by Waleska Nieves Muñoz
I was 10 when I went snorkeling for the first time. I was immediately mesmerized with the variety of species living in the ocean, but I was also surprise to see trash on the ocean floor. That moment of wonder and confusion of seeing something so beautiful polluted with trash, motivated me to study Environmental Technology at the Inter American University at San German Campus in Puerto Rico. I later pursued a Master Degree in Environmental Science and Policy at George Mason University in VA. I successfully applied for a job opportunity at the Environmental Protection Agency (EPA). While working at the Agency, I also felt the need to serve the Hispanic community to make better decisions about their environment.
Community involvement is key for communities to make informed decisions about their health and the environment. Since language can be a barrier to many individuals with limited English proficiency to make these informed decisions, I started to translate environmental information related to the Superfund program in to Spanish. You may ask how is Superfund related to the marine environment? Well, if we don’t protect and clean up our land, the beaches and the marine environment, the marine conditions could easily be degraded to the level of a site as those regulated by the Superfund program! By translating these outreach materials was able to provide the opportunity for the Hispanic communities to become empowered to develop a healthier neighborhood and community.

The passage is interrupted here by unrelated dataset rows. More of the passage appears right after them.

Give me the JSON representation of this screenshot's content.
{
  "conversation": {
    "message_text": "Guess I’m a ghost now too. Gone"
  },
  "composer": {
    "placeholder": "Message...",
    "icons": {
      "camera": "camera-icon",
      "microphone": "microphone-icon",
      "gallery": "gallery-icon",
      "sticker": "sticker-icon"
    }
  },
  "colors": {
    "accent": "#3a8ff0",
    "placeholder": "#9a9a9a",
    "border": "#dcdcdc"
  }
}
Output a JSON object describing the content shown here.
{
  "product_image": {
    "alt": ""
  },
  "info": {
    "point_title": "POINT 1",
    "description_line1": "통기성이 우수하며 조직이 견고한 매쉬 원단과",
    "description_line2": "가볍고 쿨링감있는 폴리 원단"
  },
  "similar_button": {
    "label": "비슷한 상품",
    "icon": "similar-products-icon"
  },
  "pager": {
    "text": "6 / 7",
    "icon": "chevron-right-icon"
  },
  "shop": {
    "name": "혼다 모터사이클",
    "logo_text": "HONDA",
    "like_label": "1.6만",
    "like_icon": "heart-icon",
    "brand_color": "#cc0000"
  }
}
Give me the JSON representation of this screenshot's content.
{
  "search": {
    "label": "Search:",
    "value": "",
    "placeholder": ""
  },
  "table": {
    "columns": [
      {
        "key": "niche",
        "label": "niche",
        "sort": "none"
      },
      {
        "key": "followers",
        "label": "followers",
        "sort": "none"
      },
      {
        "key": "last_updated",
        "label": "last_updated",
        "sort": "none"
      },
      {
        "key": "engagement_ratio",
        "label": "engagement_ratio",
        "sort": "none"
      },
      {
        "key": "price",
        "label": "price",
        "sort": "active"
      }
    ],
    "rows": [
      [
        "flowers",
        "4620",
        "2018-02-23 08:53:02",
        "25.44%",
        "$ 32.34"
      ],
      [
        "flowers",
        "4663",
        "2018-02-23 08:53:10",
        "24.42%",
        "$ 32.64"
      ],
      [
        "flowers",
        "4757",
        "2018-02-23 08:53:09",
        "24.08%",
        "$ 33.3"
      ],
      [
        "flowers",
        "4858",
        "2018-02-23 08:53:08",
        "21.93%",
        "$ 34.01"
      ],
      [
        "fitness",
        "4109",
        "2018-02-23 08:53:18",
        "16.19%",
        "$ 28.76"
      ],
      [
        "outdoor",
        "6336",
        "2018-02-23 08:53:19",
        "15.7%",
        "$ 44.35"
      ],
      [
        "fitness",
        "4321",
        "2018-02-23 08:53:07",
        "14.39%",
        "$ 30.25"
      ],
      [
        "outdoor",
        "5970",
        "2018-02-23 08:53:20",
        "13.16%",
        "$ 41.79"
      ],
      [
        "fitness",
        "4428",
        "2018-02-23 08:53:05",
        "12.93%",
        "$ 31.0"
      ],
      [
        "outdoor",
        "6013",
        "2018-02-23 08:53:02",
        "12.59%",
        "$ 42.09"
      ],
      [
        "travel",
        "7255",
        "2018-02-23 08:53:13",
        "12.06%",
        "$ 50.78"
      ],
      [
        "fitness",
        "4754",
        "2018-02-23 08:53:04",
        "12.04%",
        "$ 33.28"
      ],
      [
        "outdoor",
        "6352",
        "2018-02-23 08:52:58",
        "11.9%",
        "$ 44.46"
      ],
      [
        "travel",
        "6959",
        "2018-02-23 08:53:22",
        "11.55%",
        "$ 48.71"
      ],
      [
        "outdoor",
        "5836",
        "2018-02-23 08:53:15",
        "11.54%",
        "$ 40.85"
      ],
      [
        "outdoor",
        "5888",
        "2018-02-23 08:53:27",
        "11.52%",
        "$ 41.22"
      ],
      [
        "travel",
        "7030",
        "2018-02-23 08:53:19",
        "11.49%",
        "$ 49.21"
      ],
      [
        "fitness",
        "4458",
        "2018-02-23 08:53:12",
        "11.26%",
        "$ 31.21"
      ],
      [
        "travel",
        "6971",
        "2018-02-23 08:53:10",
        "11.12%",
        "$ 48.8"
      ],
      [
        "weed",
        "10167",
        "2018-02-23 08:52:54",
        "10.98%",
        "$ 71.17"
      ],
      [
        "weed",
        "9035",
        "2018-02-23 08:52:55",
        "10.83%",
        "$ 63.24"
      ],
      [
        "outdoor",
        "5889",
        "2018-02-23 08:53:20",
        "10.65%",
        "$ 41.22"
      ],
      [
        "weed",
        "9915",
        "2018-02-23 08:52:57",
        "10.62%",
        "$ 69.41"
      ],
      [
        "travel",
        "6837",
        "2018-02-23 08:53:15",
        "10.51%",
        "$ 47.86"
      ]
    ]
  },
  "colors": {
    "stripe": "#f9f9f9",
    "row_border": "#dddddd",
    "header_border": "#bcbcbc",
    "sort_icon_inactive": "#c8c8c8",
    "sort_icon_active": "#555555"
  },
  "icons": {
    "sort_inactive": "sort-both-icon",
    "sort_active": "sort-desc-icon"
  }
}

As people become better informed, they will not dump trash that pollutes our beaches. We all will be able to dive, swim, snorkel and surf in a safe place, see reefs and the wonderful diverse marine life while enjoying the beach, So, what can we do? You and your family can organize a beach cleanup this summer. Or how about simply picking up after yourself when going to the beach? Educate your family and friends to use reusable utensils at the beach. Don’t leave plastic bags and trash around… You can make a difference by protecting the coastal watershed. For more information, check Protecting the Beaches, the Coastal Watershed Factsheets on The Beach and Your Coastal Watershed and Marine Debris Prevention and let’s help to keep our oceans clean for our family, our community, and our future.
About the author: Waleska Nieves-Muñoz has been working as an environmental scientist for over 12 years at EPA. Currently, she works in the Office of Civil Rights Title VI, External Compliance Program. The mission of Title VI is to ensure that recipients of EPA financial assistance and others comply with the relevant non-discrimination requirements under Title VI of the Civil Rights Act of 1964.